» **What to do**
Below are the records. State how many of their lines hold the word "banner", and add nothing else.
───── Records ─────
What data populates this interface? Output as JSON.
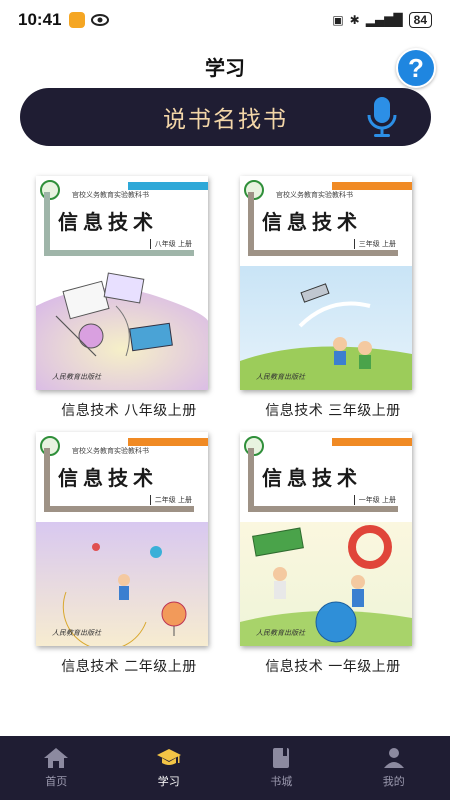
{
  "status": {
    "time": "10:41",
    "battery": "84"
  },
  "header": {
    "title": "学习",
    "help_label": "?"
  },
  "search": {
    "label": "说书名找书"
  },
  "books": [
    {
      "caption": "信息技术 八年级上册",
      "cover_title": "信息技术",
      "grade": "八年级 上册",
      "series": "官校义务教育实验教科书",
      "publisher": "人民教育出版社",
      "strip_color": "#2ea8d8"
    },
    {
      "caption": "信息技术 三年级上册",
      "cover_title": "信息技术",
      "grade": "三年级 上册",
      "series": "官校义务教育实验教科书",
      "publisher": "人民教育出版社",
      "strip_color": "#f08a24"
    },
    {
      "caption": "信息技术 二年级上册",
      "cover_title": "信息技术",
      "grade": "二年级 上册",
      "series": "官校义务教育实验教科书",
      "publisher": "人民教育出版社",
      "strip_color": "#f08a24"
    },
    {
      "caption": "信息技术 一年级上册",
      "cover_title": "信息技术",
      "grade": "一年级 上册",
      "series": "",
      "publisher": "人民教育出版社",
      "strip_color": "#f08a24"
    }
  ],
  "nav": [
    {
      "label": "首页",
      "icon": "home-icon"
    },
    {
      "label": "学习",
      "icon": "graduation-cap-icon",
      "active": true
    },
    {
      "label": "书城",
      "icon": "book-icon"
    },
    {
      "label": "我的",
      "icon": "person-icon"
    }
  ],
  "colors": {
    "accent": "#1f1d33",
    "help": "#1f86e0",
    "search_text": "#f3d6a8"
  }
}
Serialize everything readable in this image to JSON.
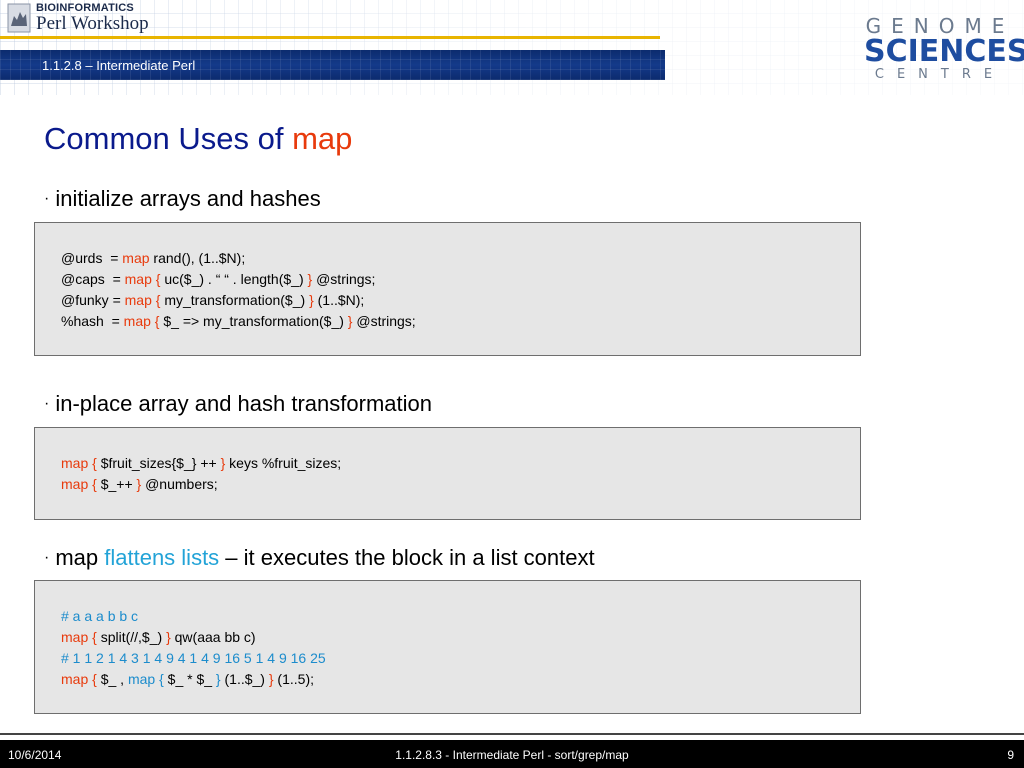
{
  "header": {
    "logo_top": "BIOINFORMATICS",
    "logo_bottom": "Perl Workshop",
    "banner": "1.1.2.8 – Intermediate Perl",
    "gsc_line1": "GENOME",
    "gsc_line2": "SCIENCES",
    "gsc_line3": "CENTRE"
  },
  "slide": {
    "title_prefix": "Common Uses of ",
    "title_keyword": "map"
  },
  "bullets": [
    {
      "text": "initialize arrays and hashes"
    },
    {
      "text": "in-place array and hash transformation"
    },
    {
      "prefix": "map ",
      "highlight": "flattens lists",
      "suffix": " – it executes the block in a list context"
    }
  ],
  "bullet_marker": "·",
  "code1": {
    "l1a": "@urds  = ",
    "l1b": "map",
    "l1c": " rand(), (1..$N);",
    "l2a": "@caps  = ",
    "l2b": "map {",
    "l2c": " uc($_) . “ “ . length($_) ",
    "l2d": "}",
    "l2e": " @strings;",
    "l3a": "@funky = ",
    "l3b": "map {",
    "l3c": " my_transformation($_) ",
    "l3d": "}",
    "l3e": " (1..$N);",
    "l4a": "%hash  = ",
    "l4b": "map {",
    "l4c": " $_ => my_transformation($_) ",
    "l4d": "}",
    "l4e": " @strings;"
  },
  "code2": {
    "l1a": "map {",
    "l1b": " $fruit_sizes{$_} ++ ",
    "l1c": "}",
    "l1d": " keys %fruit_sizes;",
    "l2a": "map {",
    "l2b": " $_++ ",
    "l2c": "}",
    "l2d": " @numbers;"
  },
  "code3": {
    "c1": "# a a a b b c",
    "l2a": "map {",
    "l2b": " split(//,$_) ",
    "l2c": "}",
    "l2d": " qw(aaa bb c)",
    "c3": "# 1 1 2 1 4 3 1 4 9 4 1 4 9 16 5 1 4 9 16 25",
    "l4a": "map {",
    "l4b": " $_ , ",
    "l4c": "map {",
    "l4d": " $_ * $_ ",
    "l4e": "}",
    "l4f": " (1..$_) ",
    "l4g": "}",
    "l4h": " (1..5);"
  },
  "footer": {
    "date": "10/6/2014",
    "center": "1.1.2.8.3 - Intermediate Perl - sort/grep/map",
    "page": "9"
  },
  "colors": {
    "title": "#0a1a8c",
    "keyword": "#e83a0c",
    "comment": "#1c8ccc",
    "highlight": "#22a3d7",
    "banner": "#0c2b6e",
    "accent_line": "#e8b400"
  }
}
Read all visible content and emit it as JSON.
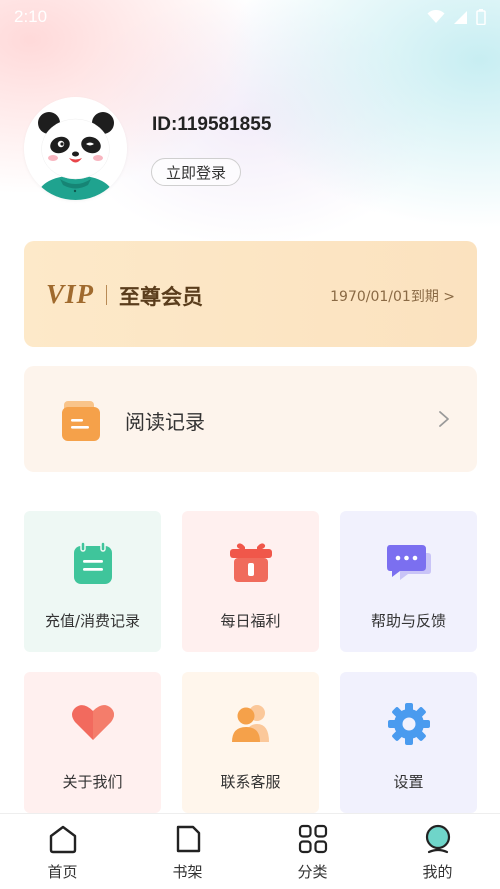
{
  "status_bar": {
    "time": "2:10"
  },
  "profile": {
    "user_id": "ID:119581855",
    "login_label": "立即登录"
  },
  "vip": {
    "logo_text": "VIP",
    "title": "至尊会员",
    "expire_text": "1970/01/01到期 >"
  },
  "reading_record": {
    "label": "阅读记录",
    "arrow": ">"
  },
  "grid": {
    "items": [
      {
        "label": "充值/消费记录",
        "icon": "calendar-icon",
        "bg": "#eef8f4"
      },
      {
        "label": "每日福利",
        "icon": "gift-icon",
        "bg": "#fff0ef"
      },
      {
        "label": "帮助与反馈",
        "icon": "chat-icon",
        "bg": "#f1f1fd"
      },
      {
        "label": "关于我们",
        "icon": "heart-icon",
        "bg": "#fff0ef"
      },
      {
        "label": "联系客服",
        "icon": "users-icon",
        "bg": "#fff6ec"
      },
      {
        "label": "设置",
        "icon": "gear-icon",
        "bg": "#f1f1fd"
      }
    ]
  },
  "bottom_nav": {
    "items": [
      {
        "label": "首页",
        "icon": "home-icon"
      },
      {
        "label": "书架",
        "icon": "bookshelf-icon"
      },
      {
        "label": "分类",
        "icon": "category-icon"
      },
      {
        "label": "我的",
        "icon": "profile-icon"
      }
    ]
  },
  "colors": {
    "accent_gold": "#a06a2e",
    "green": "#3fc59b",
    "red": "#f0574a",
    "purple": "#7b6ff0",
    "orange": "#f5a14a",
    "blue": "#4a9bef",
    "teal": "#6fd5c9"
  }
}
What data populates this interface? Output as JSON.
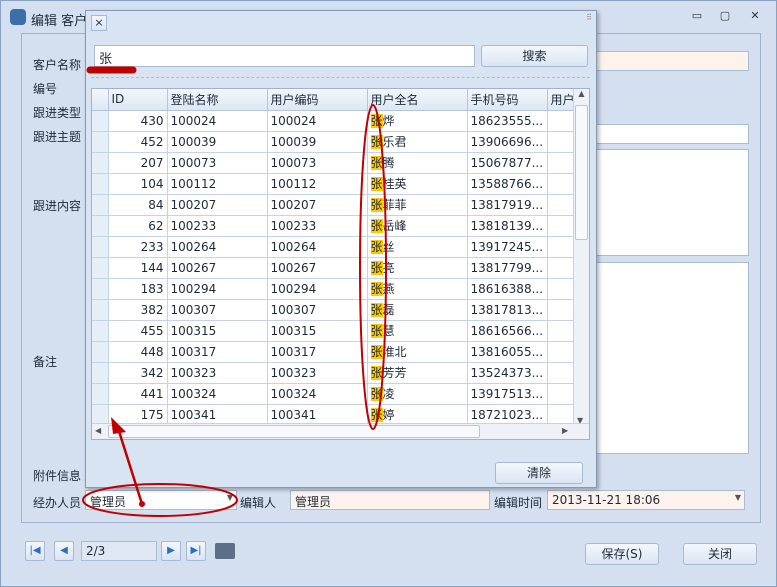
{
  "window": {
    "title": "编辑 客户跟进",
    "min": "▭",
    "max": "▢",
    "close": "✕"
  },
  "form": {
    "labels": {
      "customer_name": "客户名称",
      "number": "编号",
      "type": "跟进类型",
      "subject": "跟进主题",
      "content": "跟进内容",
      "remark": "备注",
      "attachment": "附件信息",
      "handler": "经办人员",
      "editor": "编辑人",
      "edit_time": "编辑时间"
    },
    "handler_value": "管理员",
    "editor_value": "管理员",
    "edit_time_value": "2013-11-21 18:06"
  },
  "nav": {
    "page": "2/3",
    "save": "保存(S)",
    "close": "关闭"
  },
  "popup": {
    "close": "×",
    "search_value": "张",
    "search_button": "搜索",
    "clear_button": "清除",
    "columns": [
      "ID",
      "登陆名称",
      "用户编码",
      "用户全名",
      "手机号码",
      "用户"
    ],
    "rows": [
      [
        "430",
        "100024",
        "100024",
        "张",
        "烨",
        "18623555..."
      ],
      [
        "452",
        "100039",
        "100039",
        "张",
        "乐君",
        "13906696..."
      ],
      [
        "207",
        "100073",
        "100073",
        "张",
        "腾",
        "15067877..."
      ],
      [
        "104",
        "100112",
        "100112",
        "张",
        "桂英",
        "13588766..."
      ],
      [
        "84",
        "100207",
        "100207",
        "张",
        "菲菲",
        "13817919..."
      ],
      [
        "62",
        "100233",
        "100233",
        "张",
        "岳峰",
        "13818139..."
      ],
      [
        "233",
        "100264",
        "100264",
        "张",
        "丝",
        "13917245..."
      ],
      [
        "144",
        "100267",
        "100267",
        "张",
        "亮",
        "13817799..."
      ],
      [
        "183",
        "100294",
        "100294",
        "张",
        "燕",
        "18616388..."
      ],
      [
        "382",
        "100307",
        "100307",
        "张",
        "磊",
        "13817813..."
      ],
      [
        "455",
        "100315",
        "100315",
        "张",
        "慧",
        "18616566..."
      ],
      [
        "448",
        "100317",
        "100317",
        "张",
        "淮北",
        "13816055..."
      ],
      [
        "342",
        "100323",
        "100323",
        "张",
        "芳芳",
        "13524373..."
      ],
      [
        "441",
        "100324",
        "100324",
        "张",
        "凌",
        "13917513..."
      ],
      [
        "175",
        "100341",
        "100341",
        "张",
        "婷",
        "18721023..."
      ]
    ]
  },
  "colors": {
    "highlight": "#ffc800",
    "annotation": "#c00000"
  }
}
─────
» **Task solution**
2